I Am Resilient: 7 Steps for Adapting to Stress

One of my favorite songs at the moment is “I Am Resilient” by Rising Appalachia. I love the appeal to open our hearts and minds to the present and be willing to show up for ourselves in the middle of chaos. Even when we feel like we are too small to make a difference, if all of us come together, we become stronger and capable of understanding each other better and even doing good work.

When things get tough, it can feel tempting to go under the covers and binge-watch your latest favorite show. That’s what I did last Thursday. And, having moments of retreat can be very important in the process of accepting and understanding difficult circumstances. However, this is not a place where we can stay for very long without becoming a part of the problem.

Getting out of bed and getting your body, mind, and heart into the game of life is a requirement for cultivating resilience. Psychologists define resilience as the process of adapting well in the face of adversity, trauma, tragedy, threats, or significant sources of stress—such as family and relationship problems, serious health problems, or workplace and financial stressors. So how do we “adapt”?

While we will all experience great stressors in our lives and feel the impact of that in our bodies and emotions, the skill of mindfulness has been shown to help people recover from physical and psychological stress more quickly than people who don’t practice mindfulness. Where’s what mindfulness has helped me do in the face of adversity.

1. Pause. The sacred pause is so important in the process of facing the challenges of our life. The pause can be those moments to breathe and become still. It can also be time under the bed covers if that is what seems to be the only thing you can do for a while. I get it!

2. Name the feelings. This is an initial step in stress recovery. Learn to name the feelings that you are having. Recently I had a host of them I needed to name. Anger is one of my first feelings under stress. This is the common response of my personality type (Wood Element) in Chinese Medicine. I know its best to name this feeling and let it cool down before doing or saying anything. Then I felt sad, mad, kind, perplexed, surprised, exasperated, disappointed, heartbroken, and remorseful. Yes, it was a doozy of a week. (For a list of feelings, go to the non-violent communication website.)

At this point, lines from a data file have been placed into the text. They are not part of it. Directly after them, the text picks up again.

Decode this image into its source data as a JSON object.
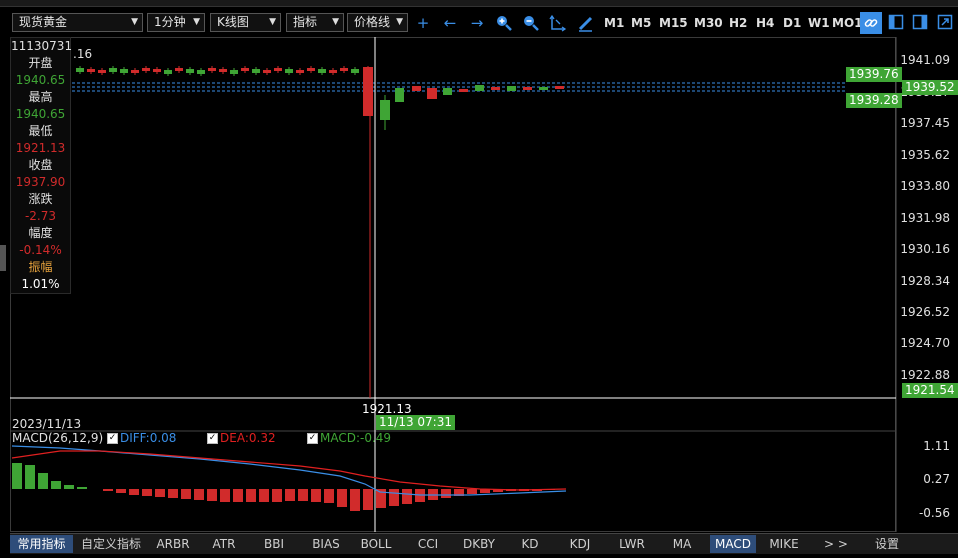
{
  "toolbar": {
    "symbol": "现货黄金",
    "period": "1分钟",
    "chart_type": "K线图",
    "indicator": "指标",
    "price_line": "价格线",
    "timeframes": [
      "M1",
      "M5",
      "M15",
      "M30",
      "H2",
      "H4",
      "D1",
      "W1",
      "MO1"
    ]
  },
  "info_panel": {
    "date_code": "11130731",
    "open_label": "开盘",
    "open_value": "1940.65",
    "high_label": "最高",
    "high_value": "1940.65",
    "low_label": "最低",
    "low_value": "1921.13",
    "close_label": "收盘",
    "close_value": "1937.90",
    "change_label": "涨跌",
    "change_value": "-2.73",
    "pct_label": "幅度",
    "pct_value": "-0.14%",
    "amp_label": "振幅",
    "amp_value": "1.01%"
  },
  "main_chart": {
    "partial_label": ".16",
    "y_ticks": [
      "1941.09",
      "1939.27",
      "1937.45",
      "1935.62",
      "1933.80",
      "1931.98",
      "1930.16",
      "1928.34",
      "1926.52",
      "1924.70",
      "1922.88"
    ],
    "price_tags": {
      "upper": "1939.76",
      "current": "1939.52",
      "lower": "1939.28",
      "crosshair_price": "1921.54"
    },
    "crosshair_low_label": "1921.13",
    "crosshair_time": "11/13 07:31",
    "date_label": "2023/11/13"
  },
  "macd": {
    "title": "MACD(26,12,9)",
    "diff": "DIFF:0.08",
    "dea": "DEA:0.32",
    "macd": "MACD:-0.49",
    "y_ticks": [
      "1.11",
      "0.27",
      "-0.56"
    ]
  },
  "bottom_tabs": [
    "常用指标",
    "自定义指标",
    "ARBR",
    "ATR",
    "BBI",
    "BIAS",
    "BOLL",
    "CCI",
    "DKBY",
    "KD",
    "KDJ",
    "LWR",
    "MA",
    "MACD",
    "MIKE",
    "> >",
    "设置"
  ],
  "active_tab": "MACD",
  "colors": {
    "up": "#3fa535",
    "down": "#d12b2b",
    "diff": "#3a8ee6",
    "dea": "#e02020",
    "crosshair": "#ffffff",
    "accent": "#3a8ee6"
  }
}
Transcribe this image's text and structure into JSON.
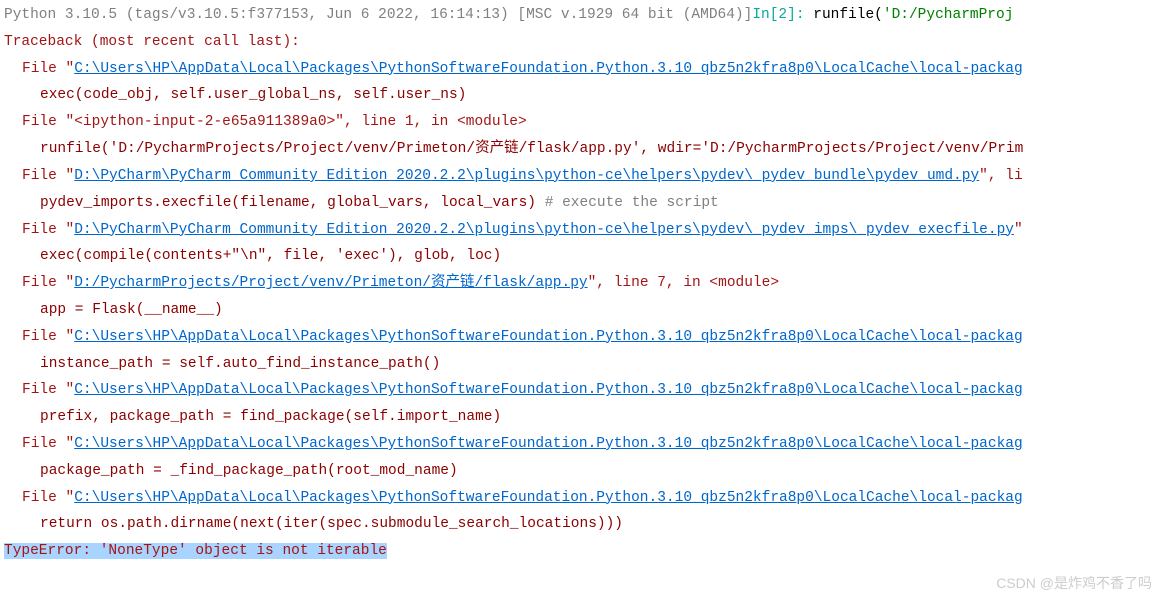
{
  "header": {
    "python_version": "Python 3.10.5 (tags/v3.10.5:f377153, Jun  6 2022, 16:14:13) [MSC v.1929 64 bit (AMD64)]",
    "prompt": "In[2]:",
    "command_pre": " runfile(",
    "command_str": "'D:/PycharmProj"
  },
  "traceback_header": "Traceback (most recent call last):",
  "frames": [
    {
      "file_prefix": "File ",
      "quote": "\"",
      "path": "C:\\Users\\HP\\AppData\\Local\\Packages\\PythonSoftwareFoundation.Python.3.10_qbz5n2kfra8p0\\LocalCache\\local-packag",
      "code": "exec(code_obj, self.user_global_ns, self.user_ns)"
    },
    {
      "file_prefix": "File ",
      "raw_location": "\"<ipython-input-2-e65a911389a0>\", line 1, in <module>",
      "code_pre": "runfile(",
      "code_str": "'D:/PycharmProjects/Project/venv/Primeton/资产链/flask/app.py'",
      "code_mid": ", wdir=",
      "code_str2": "'D:/PycharmProjects/Project/venv/Prim"
    },
    {
      "file_prefix": "File ",
      "quote": "\"",
      "path": "D:\\PyCharm\\PyCharm Community Edition 2020.2.2\\plugins\\python-ce\\helpers\\pydev\\_pydev_bundle\\pydev_umd.py",
      "suffix": "\", li",
      "code": "pydev_imports.execfile(filename, global_vars, local_vars)  ",
      "comment": "# execute the script"
    },
    {
      "file_prefix": "File ",
      "quote": "\"",
      "path": "D:\\PyCharm\\PyCharm Community Edition 2020.2.2\\plugins\\python-ce\\helpers\\pydev\\_pydev_imps\\_pydev_execfile.py",
      "suffix": "\"",
      "code": "exec(compile(contents+\"\\n\", file, 'exec'), glob, loc)"
    },
    {
      "file_prefix": "File ",
      "quote": "\"",
      "path": "D:/PycharmProjects/Project/venv/Primeton/资产链/flask/app.py",
      "suffix": "\", line 7, in <module>",
      "code": "app = Flask(__name__)"
    },
    {
      "file_prefix": "File ",
      "quote": "\"",
      "path": "C:\\Users\\HP\\AppData\\Local\\Packages\\PythonSoftwareFoundation.Python.3.10_qbz5n2kfra8p0\\LocalCache\\local-packag",
      "code": "instance_path = self.auto_find_instance_path()"
    },
    {
      "file_prefix": "File ",
      "quote": "\"",
      "path": "C:\\Users\\HP\\AppData\\Local\\Packages\\PythonSoftwareFoundation.Python.3.10_qbz5n2kfra8p0\\LocalCache\\local-packag",
      "code": "prefix, package_path = find_package(self.import_name)"
    },
    {
      "file_prefix": "File ",
      "quote": "\"",
      "path": "C:\\Users\\HP\\AppData\\Local\\Packages\\PythonSoftwareFoundation.Python.3.10_qbz5n2kfra8p0\\LocalCache\\local-packag",
      "code": "package_path = _find_package_path(root_mod_name)"
    },
    {
      "file_prefix": "File ",
      "quote": "\"",
      "path": "C:\\Users\\HP\\AppData\\Local\\Packages\\PythonSoftwareFoundation.Python.3.10_qbz5n2kfra8p0\\LocalCache\\local-packag",
      "code": "return os.path.dirname(next(iter(spec.submodule_search_locations)))"
    }
  ],
  "error": "TypeError: 'NoneType' object is not iterable",
  "watermark": "CSDN @是炸鸡不香了吗"
}
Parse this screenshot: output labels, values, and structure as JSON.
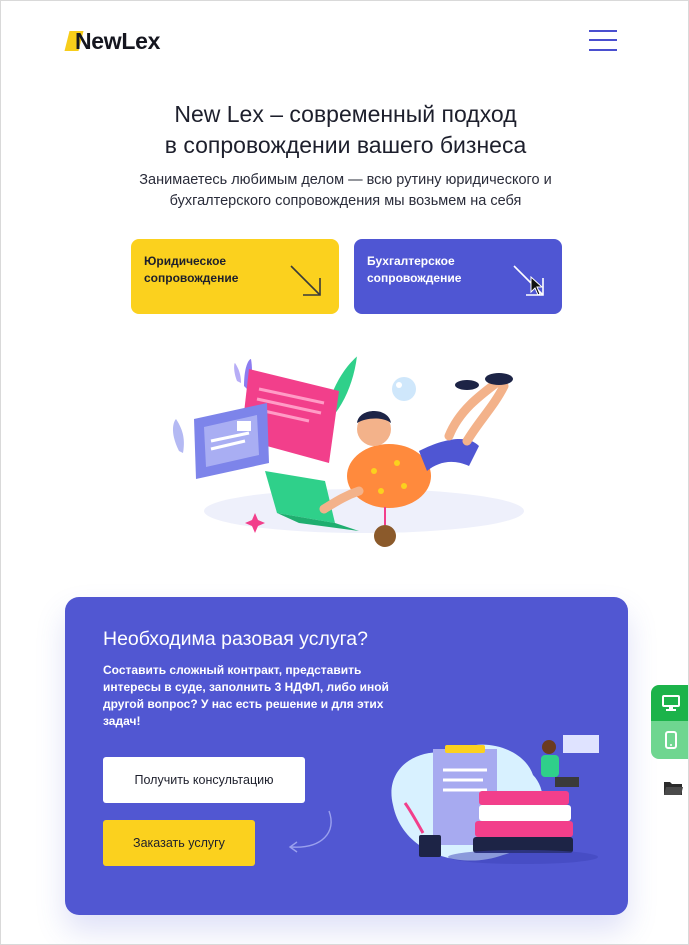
{
  "header": {
    "logo_text": "NewLex",
    "menu_icon": "hamburger-menu-icon"
  },
  "hero": {
    "title_line1": "New Lex – современный подход",
    "title_line2": "в сопровождении вашего бизнеса",
    "subtitle_line1": "Занимаетесь любимым делом — всю рутину юридического и",
    "subtitle_line2": "бухгалтерского сопровождения мы возьмем на себя"
  },
  "services": [
    {
      "line1": "Юридическое",
      "line2": "сопровождение",
      "color": "#fbd11e",
      "icon": "arrow-down-right-icon"
    },
    {
      "line1": "Бухгалтерское",
      "line2": "сопровождение",
      "color": "#4f56d3",
      "icon": "arrow-down-right-icon"
    }
  ],
  "promo": {
    "title": "Необходима разовая услуга?",
    "text_lines": [
      "Составить сложный контракт, представить",
      "интересы в суде, заполнить 3 НДФЛ, либо иной",
      "другой вопрос? У нас есть решение и для этих",
      "задач!"
    ],
    "consult_button": "Получить консультацию",
    "order_button": "Заказать услугу",
    "background": "#5157d2"
  },
  "side_widgets": {
    "desktop_icon": "desktop-icon",
    "mobile_icon": "mobile-phone-icon",
    "folder_icon": "folder-icon",
    "accent": "#1cb34a"
  },
  "colors": {
    "brand_yellow": "#fbd11e",
    "brand_blue": "#4f56d3"
  }
}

3. Identify your needs. Nonviolent communication teaches us that after identifying what you’re feeling, it’s important to state your needs. Your feelings arise from underlying needs which have or have not been satisfied. Stating your needs without making someone else responsible for them is an important step in your resilience. I had a need for respect, communication, cooperation, community, integrity, participation, and mourning. (For a list of needs, go to the non-violent communication website.)

4 Ask for what you want. Do you know what you want? Or do you just know what you don’t want? Try to get clear in your own heart and mind about your needs and what strategies might help you meet them. You are unlikely to get what you want unless you ask.

5. Be willing to compromise. What you want might not be completely possible. Be willing to let your conversations be two-sided. After you’ve asked for what you want, be willing to hear other viewpoints and ideas about what strategy might meet your needs besides the one thing you’ve decided needs to happen. Be open to the universe to give you many more solutions and opportunities.

6. Be willing to be vulnerable. It takes guts to say what is on your heart, but it is the only way that you can truly stand in your power. I studied the Course in Miracles for many years and my favorite lesson was “In my defenselessness my safety lies.” Being vulnerable means putting down your defenses and opening to the heart of yourself and others. You are only not safe when you are in defensive mode.

7. View others with compassion.  Even after working on all the steps above, there will be times when it is difficult to have a conversation with someone. Particularly in these times, your work is to see the other person with compassion. They must be going through a lot themselves. Can you bring compassion to them and realize we are all trying to do the best we know how? Sometimes our best doesn’t look very good. This is true for everyone.

When you practice these steps, you may or may not get exactly what you want or agree on everything all the time, but you will feel freedom and spaciousness. Freedom comes when we speak directly from our hearts and are willing to step into our power with courage and kindness. Resilience is the result.